Some of Sara’s family came to visit us here in Scotland, and from there her parents took us on a fantastic trip to the continent- Germany, France, Switzerland, Austria, and Hungary! It was an amazing trip; too much to cover in a single blog post, so here are some snippets:
We went to the Highlands
Spent some time in St Andrews
From there we went with Sara’s parents to the continent. In southern Germany, we saw castles…
We hiked through the Alps in Switzerland…
…and saw much, much more!
Kate “helped” us navigate…
We’re very thankful to have experienced such a great trip!
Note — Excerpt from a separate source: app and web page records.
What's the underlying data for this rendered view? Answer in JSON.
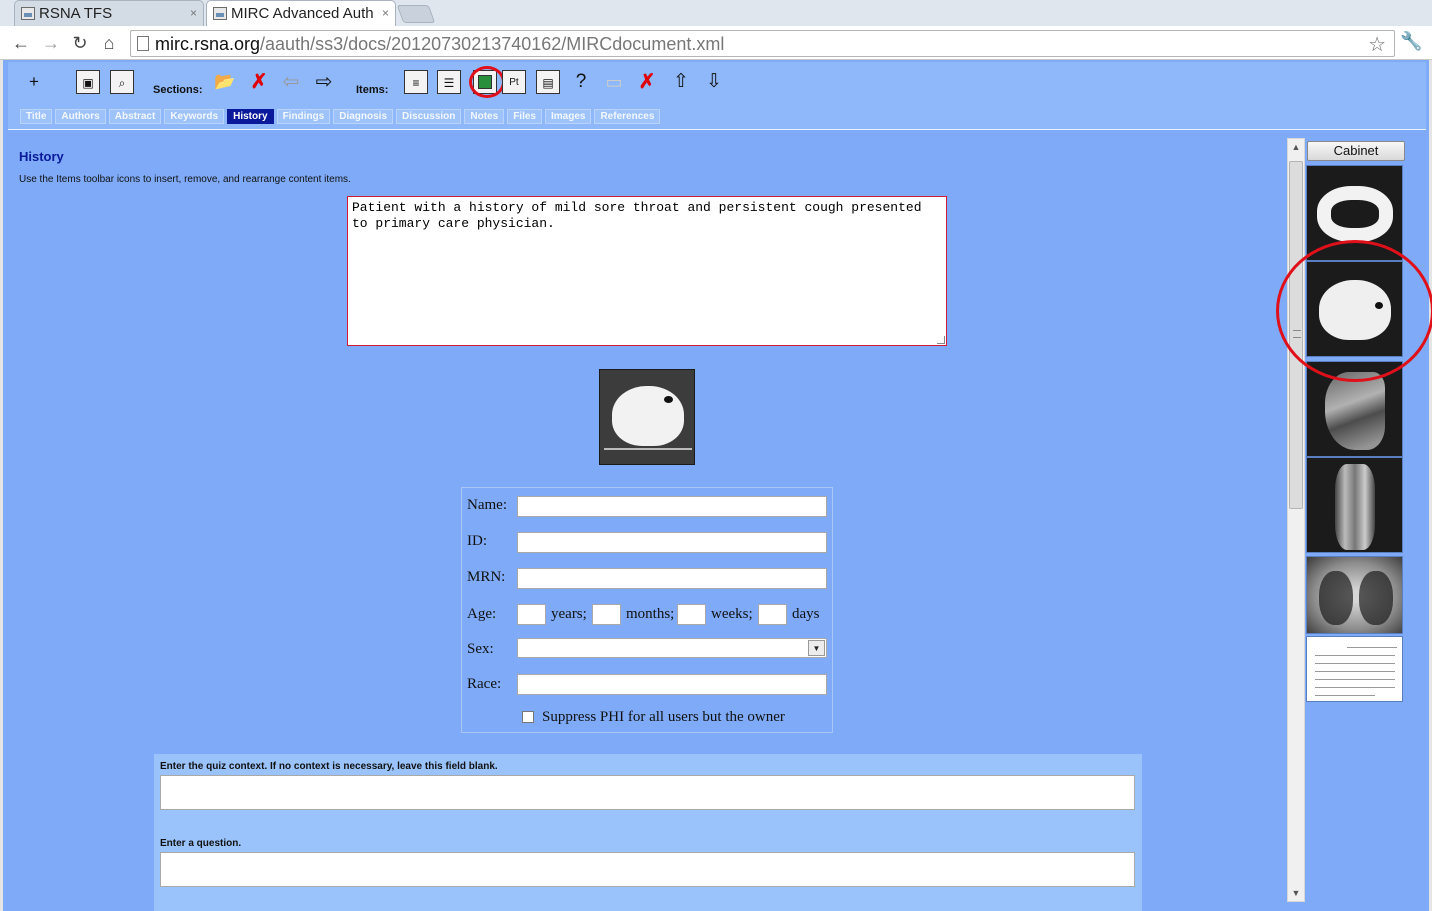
{
  "browser": {
    "tabs": [
      {
        "title": "RSNA TFS"
      },
      {
        "title": "MIRC Advanced Auth"
      }
    ],
    "url_host": "mirc.rsna.org",
    "url_path": "/aauth/ss3/docs/20120730213740162/MIRCdocument.xml"
  },
  "toolbar": {
    "sections_label": "Sections:",
    "items_label": "Items:",
    "plus_glyph": "+",
    "text_item_glyph": "Pt"
  },
  "section_tabs": [
    {
      "label": "Title",
      "active": false
    },
    {
      "label": "Authors",
      "active": false
    },
    {
      "label": "Abstract",
      "active": false
    },
    {
      "label": "Keywords",
      "active": false
    },
    {
      "label": "History",
      "active": true
    },
    {
      "label": "Findings",
      "active": false
    },
    {
      "label": "Diagnosis",
      "active": false
    },
    {
      "label": "Discussion",
      "active": false
    },
    {
      "label": "Notes",
      "active": false
    },
    {
      "label": "Files",
      "active": false
    },
    {
      "label": "Images",
      "active": false
    },
    {
      "label": "References",
      "active": false
    }
  ],
  "section": {
    "title": "History",
    "hint": "Use the Items toolbar icons to insert, remove, and rearrange content items.",
    "history_text": "Patient with a history of mild sore throat and persistent cough presented\nto primary care physician."
  },
  "phi": {
    "name_label": "Name:",
    "id_label": "ID:",
    "mrn_label": "MRN:",
    "age_label": "Age:",
    "years_label": "years;",
    "months_label": "months;",
    "weeks_label": "weeks;",
    "days_label": "days",
    "sex_label": "Sex:",
    "race_label": "Race:",
    "suppress_label": "Suppress PHI for all users but the owner",
    "name_value": "",
    "id_value": "",
    "mrn_value": "",
    "race_value": "",
    "sex_value": ""
  },
  "quiz": {
    "context_label": "Enter the quiz context. If no context is necessary, leave this field blank.",
    "question_label": "Enter a question."
  },
  "cabinet": {
    "button_label": "Cabinet",
    "thumbnails": [
      "ct-chest-lung-window",
      "ct-chest-slice",
      "mri-knee-sagittal",
      "mri-ankle-coronal",
      "chest-xray",
      "document-table"
    ]
  },
  "colors": {
    "app_background": "#7eaaf7",
    "active_tab": "#0a1a9a",
    "annotation_red": "#e0101a"
  }
}
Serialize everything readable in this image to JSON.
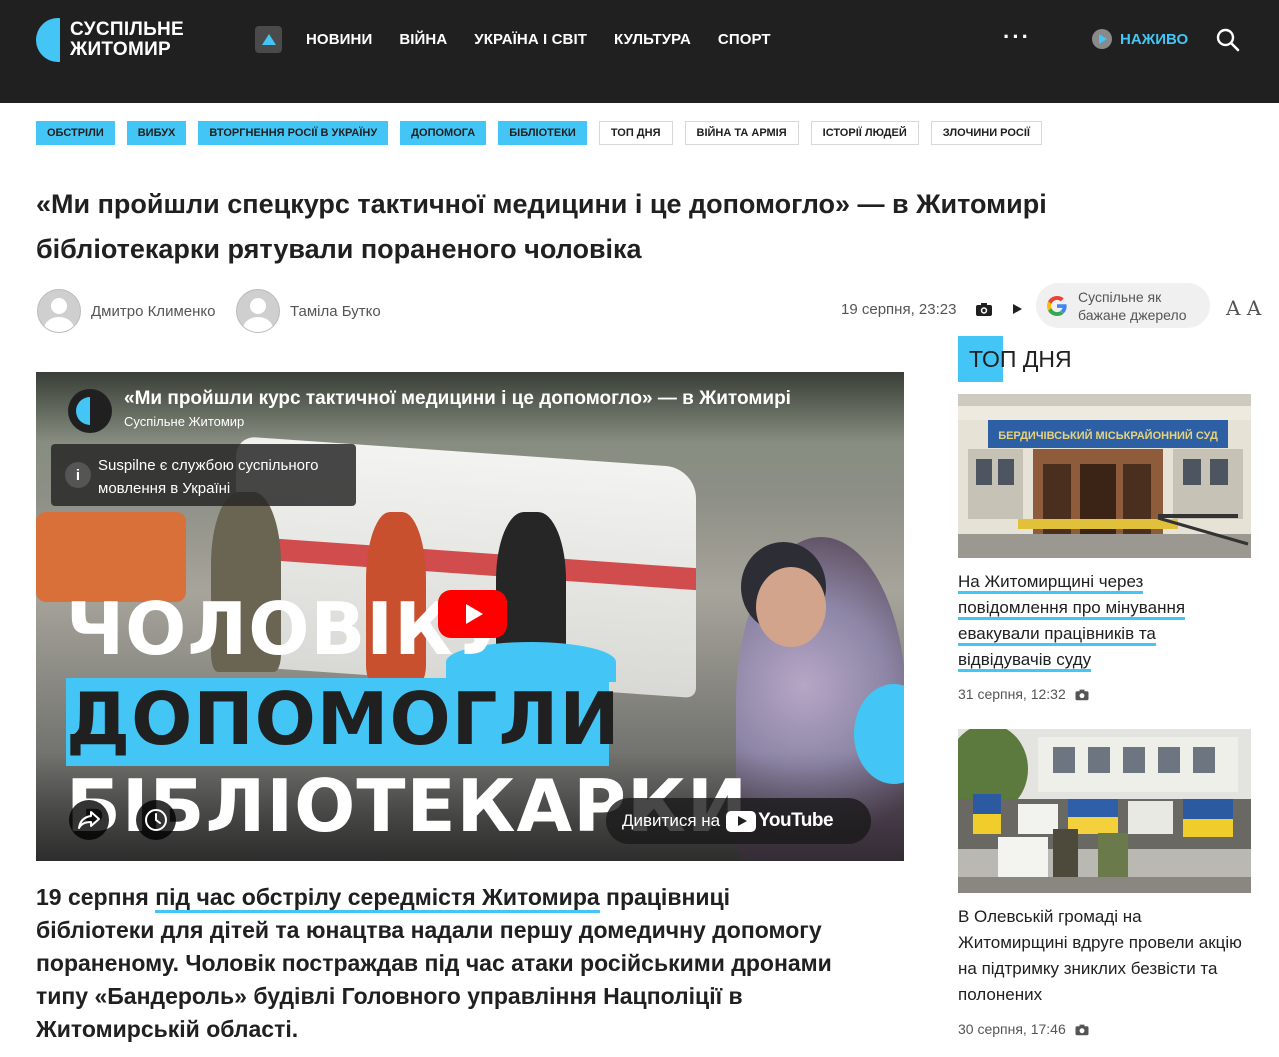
{
  "header": {
    "logo_line1": "СУСПІЛЬНЕ",
    "logo_line2": "ЖИТОМИР",
    "nav": [
      "НОВИНИ",
      "ВІЙНА",
      "УКРАЇНА І СВІТ",
      "КУЛЬТУРА",
      "СПОРТ"
    ],
    "more": "···",
    "live_label": "НАЖИВО",
    "accent_color": "#43c6f5",
    "background_color": "#202020"
  },
  "tags": [
    {
      "label": "ОБСТРІЛИ",
      "style": "blue"
    },
    {
      "label": "ВИБУХ",
      "style": "blue"
    },
    {
      "label": "ВТОРГНЕННЯ РОСІЇ В УКРАЇНУ",
      "style": "blue"
    },
    {
      "label": "ДОПОМОГА",
      "style": "blue"
    },
    {
      "label": "БІБЛІОТЕКИ",
      "style": "blue"
    },
    {
      "label": "ТОП ДНЯ",
      "style": "outline"
    },
    {
      "label": "ВІЙНА ТА АРМІЯ",
      "style": "outline"
    },
    {
      "label": "ІСТОРІЇ ЛЮДЕЙ",
      "style": "outline"
    },
    {
      "label": "ЗЛОЧИНИ РОСІЇ",
      "style": "outline"
    }
  ],
  "article": {
    "title": "«Ми пройшли спецкурс тактичної медицини і це допомогло» — в Житомирі бібліотекарки рятували пораненого чоловіка",
    "authors": [
      "Дмитро Клименко",
      "Таміла Бутко"
    ],
    "date": "19 серпня, 23:23",
    "google_source_line1": "Суспільне як",
    "google_source_line2": "бажане джерело",
    "font_size_icon": "A A",
    "lead_start": "19 серпня ",
    "lead_link": "під час обстрілу середмістя Житомира",
    "lead_rest": " працівниці бібліотеки для дітей та юнацтва надали першу домедичну допомогу пораненому. Чоловік постраждав під час атаки російськими дронами типу «Бандероль» будівлі Головного управління Нацполіції в Житомирській області."
  },
  "video": {
    "title": "«Ми пройшли курс тактичної медицини і це допомогло» — в Житомирі",
    "channel": "Суспільне Житомир",
    "info_text": "Suspilne є службою суспільного мовлення в Україні",
    "overlay_line1": "ЧОЛОВІКУ",
    "overlay_line2": "ДОПОМОГЛИ",
    "overlay_line3": "БІБЛІОТЕКАРКИ",
    "watch_on": "Дивитися на",
    "youtube": "YouTube"
  },
  "sidebar": {
    "heading": "ТОП ДНЯ",
    "items": [
      {
        "image_caption": "БЕРДИЧІВСЬКИЙ МІСЬКРАЙОННИЙ СУД",
        "title_underlined": "На Житомирщині через повідомлення про мінування евакували працівників та відвідувачів суду",
        "date": "31 серпня, 12:32"
      },
      {
        "image_caption": "",
        "title": "В Олевській громаді на Житомирщині вдруге провели акцію на підтримку зниклих безвісти та полонених",
        "date": "30 серпня, 17:46"
      }
    ]
  }
}
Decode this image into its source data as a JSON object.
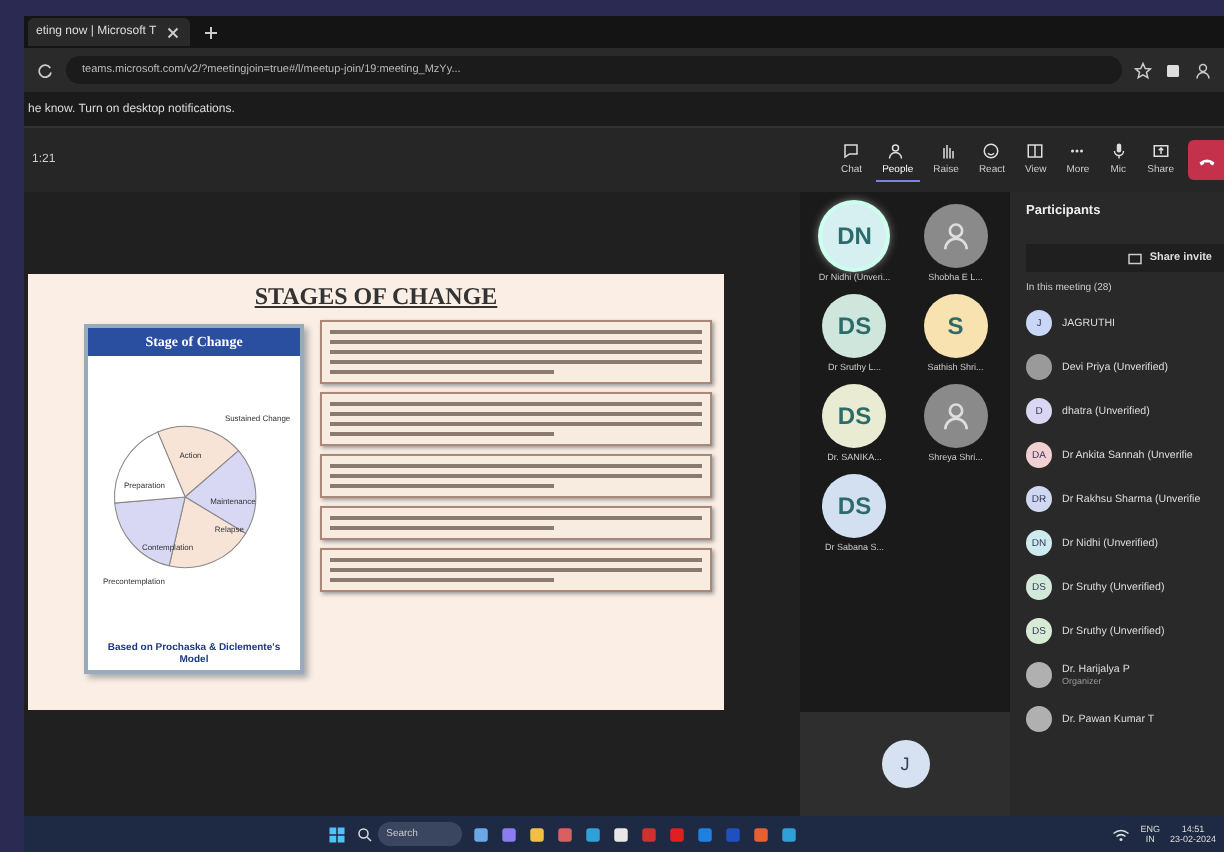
{
  "browser": {
    "tab_title": "eting now | Microsoft T",
    "url": "teams.microsoft.com/v2/?meetingjoin=true#/l/meetup-join/19:meeting_MzYy...",
    "notification": "he know. Turn on desktop notifications."
  },
  "meeting_toolbar": {
    "timer": "1:21",
    "buttons": [
      {
        "kind": "chat",
        "label": "Chat",
        "selected": false
      },
      {
        "kind": "people",
        "label": "People",
        "selected": true
      },
      {
        "kind": "raise",
        "label": "Raise",
        "selected": false
      },
      {
        "kind": "react",
        "label": "React",
        "selected": false
      },
      {
        "kind": "view",
        "label": "View",
        "selected": false
      },
      {
        "kind": "more",
        "label": "More",
        "selected": false
      },
      {
        "kind": "mic",
        "label": "Mic",
        "selected": false
      },
      {
        "kind": "share",
        "label": "Share",
        "selected": false
      }
    ]
  },
  "slide": {
    "title": "STAGES OF CHANGE",
    "diagram_title": "Stage of Change",
    "outer_label": "Sustained Change",
    "stages": [
      "Action",
      "Preparation",
      "Maintenance",
      "Relapse",
      "Contemplation",
      "Precontemplation"
    ],
    "caption": "Based on Prochaska & Diclemente's Model"
  },
  "video_tiles": [
    {
      "initials": "DN",
      "name": "Dr Nidhi (Unveri...",
      "color": "#d6f0f2",
      "speaking": true
    },
    {
      "name": "Shobha E L...",
      "color": "#8a8a8a",
      "speaking": false
    },
    {
      "initials": "DS",
      "name": "Dr Sruthy L...",
      "color": "#cfe6dc",
      "speaking": false
    },
    {
      "initials": "S",
      "name": "Sathish Shri...",
      "color": "#f7e2b0",
      "speaking": false
    },
    {
      "initials": "DS",
      "name": "Dr. SANIKA...",
      "color": "#e9ecd2",
      "speaking": false
    },
    {
      "name": "Shreya Shri...",
      "color": "#8a8a8a",
      "speaking": false
    },
    {
      "initials": "DS",
      "name": "Dr Sabana S...",
      "color": "#d3e0f2",
      "speaking": false
    }
  ],
  "self_view": {
    "initials": "J"
  },
  "participants": {
    "title": "Participants",
    "share_button": "Share invite",
    "section": "In this meeting (28)",
    "people": [
      {
        "initials": "J",
        "name": "JAGRUTHI",
        "color": "#c9d6f5"
      },
      {
        "name": "Devi Priya (Unverified)",
        "color": "#9a9a9a"
      },
      {
        "initials": "D",
        "name": "dhatra (Unverified)",
        "color": "#d8d6f2"
      },
      {
        "initials": "DA",
        "name": "Dr Ankita Sannah (Unverifie",
        "color": "#f2cfd3"
      },
      {
        "initials": "DR",
        "name": "Dr Rakhsu Sharma (Unverifie",
        "color": "#cfd8f0"
      },
      {
        "initials": "DN",
        "name": "Dr Nidhi (Unverified)",
        "color": "#cdebee"
      },
      {
        "initials": "DS",
        "name": "Dr Sruthy (Unverified)",
        "color": "#d2e8d8"
      },
      {
        "initials": "DS",
        "name": "Dr Sruthy (Unverified)",
        "color": "#d6ead6"
      },
      {
        "name": "Dr. Harijalya P",
        "role": "Organizer",
        "color": "#b0b0b0"
      },
      {
        "name": "Dr. Pawan Kumar T",
        "color": "#b0b0b0"
      }
    ]
  },
  "taskbar": {
    "search_placeholder": "Search",
    "language": "ENG",
    "region": "IN",
    "time": "14:51",
    "date": "23-02-2024"
  }
}
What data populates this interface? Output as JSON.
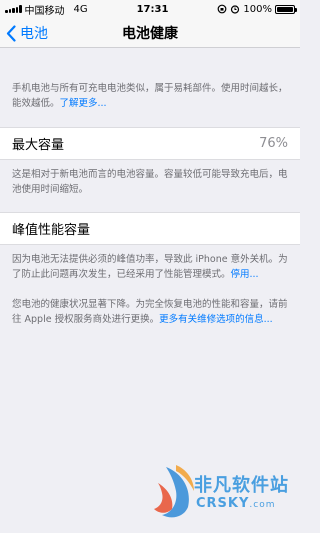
{
  "status_bar": {
    "carrier": "中国移动",
    "network": "4G",
    "time": "17:31",
    "battery_percent": "100%",
    "battery_level": 1.0
  },
  "nav": {
    "back_label": "电池",
    "title": "电池健康"
  },
  "intro": {
    "text": "手机电池与所有可充电电池类似，属于易耗部件。使用时间越长，能效越低。",
    "link": "了解更多..."
  },
  "max_capacity": {
    "label": "最大容量",
    "value": "76%",
    "desc": "这是相对于新电池而言的电池容量。容量较低可能导致充电后，电池使用时间缩短。"
  },
  "peak_performance": {
    "label": "峰值性能容量",
    "desc": "因为电池无法提供必须的峰值功率，导致此 iPhone 意外关机。为了防止此问题再次发生，已经采用了性能管理模式。",
    "desc_link": "停用...",
    "health_desc": "您电池的健康状况显著下降。为完全恢复电池的性能和容量，请前往 Apple 授权服务商处进行更换。",
    "health_link": "更多有关维修选项的信息..."
  },
  "watermark": {
    "cn": "非凡软件站",
    "en": "CRSKY",
    "suffix": ".com"
  },
  "colors": {
    "accent": "#007aff",
    "background": "#efeff4",
    "secondary_text": "#6d6d72"
  }
}
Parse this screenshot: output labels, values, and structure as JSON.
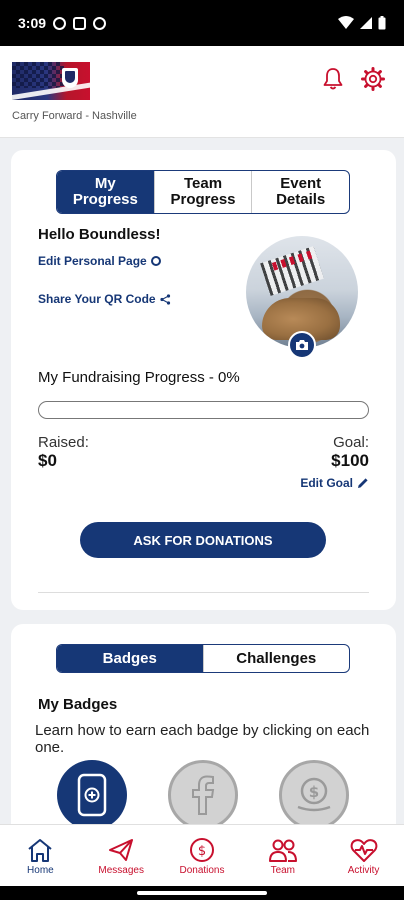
{
  "status_bar": {
    "time": "3:09"
  },
  "header": {
    "subtitle": "Carry Forward - Nashville"
  },
  "tabs": [
    {
      "label": "My\nProgress",
      "active": true
    },
    {
      "label": "Team\nProgress",
      "active": false
    },
    {
      "label": "Event\nDetails",
      "active": false
    }
  ],
  "profile": {
    "greeting": "Hello Boundless!",
    "edit_page_link": "Edit Personal Page",
    "qr_link": "Share Your QR Code"
  },
  "fundraising": {
    "title": "My Fundraising Progress - 0%",
    "progress_fraction": 0,
    "raised_label": "Raised:",
    "raised_value": "$0",
    "goal_label": "Goal:",
    "goal_value": "$100",
    "edit_goal": "Edit Goal",
    "ask_button": "ASK FOR DONATIONS"
  },
  "badge_tabs": [
    {
      "label": "Badges",
      "active": true
    },
    {
      "label": "Challenges",
      "active": false
    }
  ],
  "badges": {
    "heading": "My Badges",
    "description": "Learn how to earn each badge by clicking on each one.",
    "items": [
      {
        "icon": "mobile-app-icon",
        "earned": true
      },
      {
        "icon": "facebook-icon",
        "earned": false
      },
      {
        "icon": "money-icon",
        "earned": false
      }
    ]
  },
  "nav": [
    {
      "label": "Home",
      "icon": "home-icon",
      "active": true
    },
    {
      "label": "Messages",
      "icon": "paper-plane-icon",
      "active": false
    },
    {
      "label": "Donations",
      "icon": "dollar-circle-icon",
      "active": false
    },
    {
      "label": "Team",
      "icon": "team-icon",
      "active": false
    },
    {
      "label": "Activity",
      "icon": "heart-pulse-icon",
      "active": false
    }
  ],
  "colors": {
    "primary": "#163776",
    "accent": "#c8102e"
  }
}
On a slightly different topic… I’ve been meaning to blog about this for a while, as we are regularly embarrassed by American tourists here in Scotland, but since they were just as bothersome to me on this trip, now seems as good a time as any. So if you'll excuse the sarcasm and allow me the catharsis, I present:
How To Be An American Tourist.
- BE LOUD.
- Wear obviously brand new, bright white tennis shoes. Also, consider wearing tacky t-shirts with an American flag or an eagle: your patriotic fashion will be appreciated by everyone. It's even better if you can find matching shirts for the whole family.
- A few days into your trip, be sure to sport that gear you bought at yesterday's tourist trap. What Austrian wouldn't appreciate the wit of your "There are no kangaroos in Austria" t-shirt?
- Talk either about how cheap or how expensive everything is, despite your fundamental ignorance of currency conversion. Further, shopkeepers enjoy hearing about how cheap their wares are, and by implication, how rich you are.
- BE LOUD.
- Showing your annoyance, request ketchup in most every restaurant you visit. Ignore that waitress's subtle hint that such is not customarily provided in that part of the world.
- Do the same with ice.
- You should absolutely wear a fanny pack. Preferably brightly coloured.
- Did I mention you should BE LOUD? Everything you say- especially in public- should be at a volume noticeably louder than every other non-American around you. Of course the fellow diners on the other side of the restaurant want to be able to hear your petty and pointless antidote about running out of hairspray.
- Learn basically nothing about the country you’re visiting, and refuse to read any historical details in any museum or site you might visit. If you didn’t pick it up in your regular diet of American pop culture, it’s probably not worth knowing.
- Assume everyone speaks English; become slightly peeved if someone does not and then SPEAK (in English) MORE LOUDLY to them.
- Complain- again, LOUDLY- how various things are much better in America.